Interacting with applications without using stylus
This problem stems from the problem area Not using the stylus in the main problem area Interaction mechanisms.
This problem is only applicable for devices that are designed to be used both with and without a stylus (not for devices that only can be controlled using HW keys).
The most obvious problem that occurs when using the finger instead of a stylus to control a PDA is that the precision when pointing is coarser. Combined with the fact that a finger conceals larger parts of a UI than a stylus does, makes it even more difficult to hit small details using a finger than with a stylus. This problem gets even worse if the user uses gloves of some kind. The most obvious solution, i.e. making the controls bigger easily increase screen space problems.

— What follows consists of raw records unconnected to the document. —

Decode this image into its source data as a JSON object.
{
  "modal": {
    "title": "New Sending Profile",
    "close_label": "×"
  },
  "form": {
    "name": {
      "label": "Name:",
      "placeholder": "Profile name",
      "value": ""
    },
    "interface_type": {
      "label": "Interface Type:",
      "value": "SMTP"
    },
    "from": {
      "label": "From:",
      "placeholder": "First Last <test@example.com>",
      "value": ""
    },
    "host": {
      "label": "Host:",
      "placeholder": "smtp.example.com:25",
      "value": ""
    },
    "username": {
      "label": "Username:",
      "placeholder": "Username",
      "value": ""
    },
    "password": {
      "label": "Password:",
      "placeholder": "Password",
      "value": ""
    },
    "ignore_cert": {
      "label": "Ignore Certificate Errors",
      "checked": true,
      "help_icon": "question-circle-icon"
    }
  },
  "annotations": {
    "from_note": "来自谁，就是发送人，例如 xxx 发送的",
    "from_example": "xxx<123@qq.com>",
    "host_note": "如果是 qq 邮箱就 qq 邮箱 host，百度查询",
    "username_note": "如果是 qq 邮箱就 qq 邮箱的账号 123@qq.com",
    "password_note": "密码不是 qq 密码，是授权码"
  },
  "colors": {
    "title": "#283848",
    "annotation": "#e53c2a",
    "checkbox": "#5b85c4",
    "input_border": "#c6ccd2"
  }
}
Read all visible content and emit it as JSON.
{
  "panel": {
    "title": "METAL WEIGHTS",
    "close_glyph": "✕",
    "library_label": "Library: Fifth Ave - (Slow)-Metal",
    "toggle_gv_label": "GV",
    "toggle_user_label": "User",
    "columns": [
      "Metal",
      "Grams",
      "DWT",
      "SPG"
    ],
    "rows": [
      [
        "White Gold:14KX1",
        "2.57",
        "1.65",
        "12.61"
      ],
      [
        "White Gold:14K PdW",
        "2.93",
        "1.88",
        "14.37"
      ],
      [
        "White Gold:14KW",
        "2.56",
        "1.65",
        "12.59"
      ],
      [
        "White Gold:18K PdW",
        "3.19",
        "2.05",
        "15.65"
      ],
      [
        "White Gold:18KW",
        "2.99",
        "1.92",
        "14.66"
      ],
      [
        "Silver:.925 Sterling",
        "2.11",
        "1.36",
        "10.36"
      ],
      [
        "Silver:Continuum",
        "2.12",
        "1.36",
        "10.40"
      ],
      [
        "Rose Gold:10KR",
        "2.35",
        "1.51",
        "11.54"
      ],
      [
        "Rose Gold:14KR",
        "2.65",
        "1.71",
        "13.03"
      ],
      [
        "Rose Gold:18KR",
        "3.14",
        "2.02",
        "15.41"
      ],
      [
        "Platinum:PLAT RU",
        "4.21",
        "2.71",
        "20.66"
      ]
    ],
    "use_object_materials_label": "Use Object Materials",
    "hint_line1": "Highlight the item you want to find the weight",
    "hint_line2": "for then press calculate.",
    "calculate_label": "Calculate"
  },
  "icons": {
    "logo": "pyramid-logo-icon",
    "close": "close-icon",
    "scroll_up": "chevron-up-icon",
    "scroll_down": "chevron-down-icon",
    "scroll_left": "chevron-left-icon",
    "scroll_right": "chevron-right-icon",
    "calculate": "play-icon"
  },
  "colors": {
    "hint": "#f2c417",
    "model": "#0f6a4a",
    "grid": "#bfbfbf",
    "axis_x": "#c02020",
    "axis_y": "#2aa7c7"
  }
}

Controlling the PDA using a finger instead of a stylus is partly a question of choosing, partly a question of adapting and partly a question of making UI components (controls). These three levels of solving the problem are proportional regarding cost vs. potential benefits.
Just choosing most appropriate UI components as well as simple adaptation of UI components has no additional costs connected to the components, but may not facilitate an “optimal” solution. By simple adaptation of UI components we mean adjusting the components’ properties to make them more fit for finger use. Exactly which components that work best for finger control vary between the different PDA platforms. For the Windows Mobile platform the following table gives some characteristics of most of the standard components with respect to “finger friendliness”.
Table 3. Different UI components and how they may be adapted to finger use.
In cases where advanced adaptation of existing components is not possible or feasible for the required custom UI controls, developing custom UI controls is an option. The benefit of doing this is that it will give full control of the appearance and behaviour of the control. The main disadvantage is the costs involved.
There are design patterns for finger friendly interaction for a number of interaction mechanisms, like finger friendly lists, menus, buttons, keyboards, tab folders etc. Here we include finger friendly menu choices as an example of such design patterns.
Finger friendly menu choices
Menu items, both used as part of pull-up menus and context menus are difficult to operate using fingers. An alternative to standard menus is to provide menu choices in a small popup panel at the bottom of the screen, as illustrated in fig. 1 below, showing how this is done in an iPhone application. Similar solutions are applied on HTCs TouchFlo 3D user interface on Windows Mobile.
Fig. 1. Finger friendly menu in photo application on iPhone